EXERCISE AIM: The entries below are to be written out again without alteration.

Records from a collection
============
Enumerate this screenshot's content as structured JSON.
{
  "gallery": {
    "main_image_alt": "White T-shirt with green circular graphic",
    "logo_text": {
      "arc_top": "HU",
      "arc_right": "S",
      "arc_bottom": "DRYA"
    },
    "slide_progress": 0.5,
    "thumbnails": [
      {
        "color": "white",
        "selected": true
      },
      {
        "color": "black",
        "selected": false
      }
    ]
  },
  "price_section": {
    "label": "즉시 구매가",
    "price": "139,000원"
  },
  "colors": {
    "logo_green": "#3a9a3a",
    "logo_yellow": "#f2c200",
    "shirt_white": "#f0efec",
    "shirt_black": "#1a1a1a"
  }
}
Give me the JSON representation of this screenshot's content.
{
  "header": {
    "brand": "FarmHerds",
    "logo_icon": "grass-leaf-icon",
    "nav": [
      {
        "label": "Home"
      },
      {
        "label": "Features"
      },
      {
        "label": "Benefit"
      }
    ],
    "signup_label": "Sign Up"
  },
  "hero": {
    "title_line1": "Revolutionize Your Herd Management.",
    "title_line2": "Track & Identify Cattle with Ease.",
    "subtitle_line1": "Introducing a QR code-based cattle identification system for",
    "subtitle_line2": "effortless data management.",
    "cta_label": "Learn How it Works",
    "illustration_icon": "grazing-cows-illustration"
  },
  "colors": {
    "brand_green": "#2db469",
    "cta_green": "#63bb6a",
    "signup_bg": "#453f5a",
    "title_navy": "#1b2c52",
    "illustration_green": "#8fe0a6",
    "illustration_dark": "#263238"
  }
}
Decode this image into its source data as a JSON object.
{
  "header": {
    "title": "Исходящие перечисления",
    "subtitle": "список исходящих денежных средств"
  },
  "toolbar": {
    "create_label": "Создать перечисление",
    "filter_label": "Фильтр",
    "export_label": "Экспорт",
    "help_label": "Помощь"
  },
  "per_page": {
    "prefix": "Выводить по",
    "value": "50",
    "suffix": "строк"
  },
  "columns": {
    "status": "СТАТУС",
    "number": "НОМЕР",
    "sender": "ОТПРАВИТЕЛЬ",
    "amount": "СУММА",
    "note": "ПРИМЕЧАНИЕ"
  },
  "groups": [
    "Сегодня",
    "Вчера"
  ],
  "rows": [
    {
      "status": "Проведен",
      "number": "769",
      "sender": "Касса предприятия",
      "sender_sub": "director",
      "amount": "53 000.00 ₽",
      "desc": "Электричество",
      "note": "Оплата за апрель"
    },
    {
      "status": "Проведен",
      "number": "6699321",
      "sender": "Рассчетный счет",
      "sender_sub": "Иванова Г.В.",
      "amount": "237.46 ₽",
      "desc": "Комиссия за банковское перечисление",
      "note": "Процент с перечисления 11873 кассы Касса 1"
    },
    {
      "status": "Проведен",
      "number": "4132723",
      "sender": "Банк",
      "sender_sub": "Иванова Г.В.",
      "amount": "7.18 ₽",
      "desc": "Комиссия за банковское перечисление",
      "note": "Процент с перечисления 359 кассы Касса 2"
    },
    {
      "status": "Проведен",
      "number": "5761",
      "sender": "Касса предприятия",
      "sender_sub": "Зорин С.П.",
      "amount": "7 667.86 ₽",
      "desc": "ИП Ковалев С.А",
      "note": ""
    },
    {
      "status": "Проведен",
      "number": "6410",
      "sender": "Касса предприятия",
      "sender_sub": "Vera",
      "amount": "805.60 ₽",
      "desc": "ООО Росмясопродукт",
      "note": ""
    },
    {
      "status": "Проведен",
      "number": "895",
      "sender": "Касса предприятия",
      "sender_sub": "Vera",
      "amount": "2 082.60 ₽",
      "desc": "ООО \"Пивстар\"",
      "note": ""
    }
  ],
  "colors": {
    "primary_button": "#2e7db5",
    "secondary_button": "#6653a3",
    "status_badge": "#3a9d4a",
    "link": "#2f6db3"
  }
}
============
TASK ANSWER:
Enumerate this screenshot's content as structured JSON.
{
  "gallery": {
    "main_image_alt": "White T-shirt with green circular graphic",
    "logo_text": {
      "arc_top": "HU",
      "arc_right": "S",
      "arc_bottom": "DRYA"
    },
    "slide_progress": 0.5,
    "thumbnails": [
      {
        "color": "white",
        "selected": true
      },
      {
        "color": "black",
        "selected": false
      }
    ]
  },
  "price_section": {
    "label": "즉시 구매가",
    "price": "139,000원"
  },
  "colors": {
    "logo_green": "#3a9a3a",
    "logo_yellow": "#f2c200",
    "shirt_white": "#f0efec",
    "shirt_black": "#1a1a1a"
  }
}
Give me the JSON representation of this screenshot's content.
{
  "header": {
    "brand": "FarmHerds",
    "logo_icon": "grass-leaf-icon",
    "nav": [
      {
        "label": "Home"
      },
      {
        "label": "Features"
      },
      {
        "label": "Benefit"
      }
    ],
    "signup_label": "Sign Up"
  },
  "hero": {
    "title_line1": "Revolutionize Your Herd Management.",
    "title_line2": "Track & Identify Cattle with Ease.",
    "subtitle_line1": "Introducing a QR code-based cattle identification system for",
    "subtitle_line2": "effortless data management.",
    "cta_label": "Learn How it Works",
    "illustration_icon": "grazing-cows-illustration"
  },
  "colors": {
    "brand_green": "#2db469",
    "cta_green": "#63bb6a",
    "signup_bg": "#453f5a",
    "title_navy": "#1b2c52",
    "illustration_green": "#8fe0a6",
    "illustration_dark": "#263238"
  }
}
Decode this image into its source data as a JSON object.
{
  "header": {
    "title": "Исходящие перечисления",
    "subtitle": "список исходящих денежных средств"
  },
  "toolbar": {
    "create_label": "Создать перечисление",
    "filter_label": "Фильтр",
    "export_label": "Экспорт",
    "help_label": "Помощь"
  },
  "per_page": {
    "prefix": "Выводить по",
    "value": "50",
    "suffix": "строк"
  },
  "columns": {
    "status": "СТАТУС",
    "number": "НОМЕР",
    "sender": "ОТПРАВИТЕЛЬ",
    "amount": "СУММА",
    "note": "ПРИМЕЧАНИЕ"
  },
  "groups": [
    "Сегодня",
    "Вчера"
  ],
  "rows": [
    {
      "status": "Проведен",
      "number": "769",
      "sender": "Касса предприятия",
      "sender_sub": "director",
      "amount": "53 000.00 ₽",
      "desc": "Электричество",
      "note": "Оплата за апрель"
    },
    {
      "status": "Проведен",
      "number": "6699321",
      "sender": "Рассчетный счет",
      "sender_sub": "Иванова Г.В.",
      "amount": "237.46 ₽",
      "desc": "Комиссия за банковское перечисление",
      "note": "Процент с перечисления 11873 кассы Касса 1"
    },
    {
      "status": "Проведен",
      "number": "4132723",
      "sender": "Банк",
      "sender_sub": "Иванова Г.В.",
      "amount": "7.18 ₽",
      "desc": "Комиссия за банковское перечисление",
      "note": "Процент с перечисления 359 кассы Касса 2"
    },
    {
      "status": "Проведен",
      "number": "5761",
      "sender": "Касса предприятия",
      "sender_sub": "Зорин С.П.",
      "amount": "7 667.86 ₽",
      "desc": "ИП Ковалев С.А",
      "note": ""
    },
    {
      "status": "Проведен",
      "number": "6410",
      "sender": "Касса предприятия",
      "sender_sub": "Vera",
      "amount": "805.60 ₽",
      "desc": "ООО Росмясопродукт",
      "note": ""
    },
    {
      "status": "Проведен",
      "number": "895",
      "sender": "Касса предприятия",
      "sender_sub": "Vera",
      "amount": "2 082.60 ₽",
      "desc": "ООО \"Пивстар\"",
      "note": ""
    }
  ],
  "colors": {
    "primary_button": "#2e7db5",
    "secondary_button": "#6653a3",
    "status_badge": "#3a9d4a",
    "link": "#2f6db3"
  }
}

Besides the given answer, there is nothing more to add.